Association for Advancing Automation A3’s picture

Association for Advancing Automation A3

The Association for Advancing Automation (A3) is the umbrella trade association for the Robotic Industries Association (RIA), the Automated Imaging Association (AIA), and the Motion Control Association (MCA). RIA, AIA, and MCA combined represent 650 automation manufacturers, component suppliers, system integrators, end users, research groups, and consulting firms worldwide that drive automation forward. For RIA information, visit Robotics Online. For AIA information, visit Vision Online. For MCA information, visit Motion Control Online. For A3 information, contact Bob Doyle, director of communication at bdoyle@A3automate.org.

Comments

company name differences

"Another highlight at Automate is a conference session led by company executives sharing their successes using automation technologies.
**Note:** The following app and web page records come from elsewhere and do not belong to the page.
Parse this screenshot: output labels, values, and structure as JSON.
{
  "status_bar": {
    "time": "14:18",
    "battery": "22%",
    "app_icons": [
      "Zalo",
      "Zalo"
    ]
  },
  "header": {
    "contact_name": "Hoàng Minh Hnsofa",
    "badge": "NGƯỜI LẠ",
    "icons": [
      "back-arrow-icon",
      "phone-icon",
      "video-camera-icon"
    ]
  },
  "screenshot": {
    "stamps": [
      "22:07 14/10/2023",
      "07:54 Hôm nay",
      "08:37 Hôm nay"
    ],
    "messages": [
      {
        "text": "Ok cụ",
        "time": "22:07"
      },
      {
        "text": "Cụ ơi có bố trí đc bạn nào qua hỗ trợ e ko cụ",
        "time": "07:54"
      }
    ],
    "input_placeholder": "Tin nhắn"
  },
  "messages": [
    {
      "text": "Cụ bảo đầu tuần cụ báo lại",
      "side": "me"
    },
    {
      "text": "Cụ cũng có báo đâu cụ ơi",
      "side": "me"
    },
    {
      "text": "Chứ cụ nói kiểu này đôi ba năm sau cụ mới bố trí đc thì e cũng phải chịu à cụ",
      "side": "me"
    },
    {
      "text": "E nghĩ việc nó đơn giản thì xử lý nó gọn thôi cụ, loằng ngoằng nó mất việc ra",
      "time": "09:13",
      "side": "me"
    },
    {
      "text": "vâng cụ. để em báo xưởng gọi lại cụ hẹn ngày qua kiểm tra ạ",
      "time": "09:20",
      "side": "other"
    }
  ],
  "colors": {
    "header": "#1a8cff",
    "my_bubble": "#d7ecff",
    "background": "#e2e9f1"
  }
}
The session features Drew Greenblatt, president and owner of Marlin Steel, and Matt Tyler, president and CEO of Vickers Engineering, who will discuss how they successfully implemented automation technologies instead of going out of business or sending manufacturing overseas. Today Martin Steel and Vickes Engineering are thriving businesses and have increased hiring with better, higher-paying jobs. Greenblatt and Tyler will also participate in the International Federation of Robotics (IFR) CEO roundtable discussion, “How Robots Create Jobs.” The results of a recent study conducted by the IFR on the effect of industrial robots on employment will also be discussed."

Do you mean Vickers or Vickes?  (Italics added to show differences.)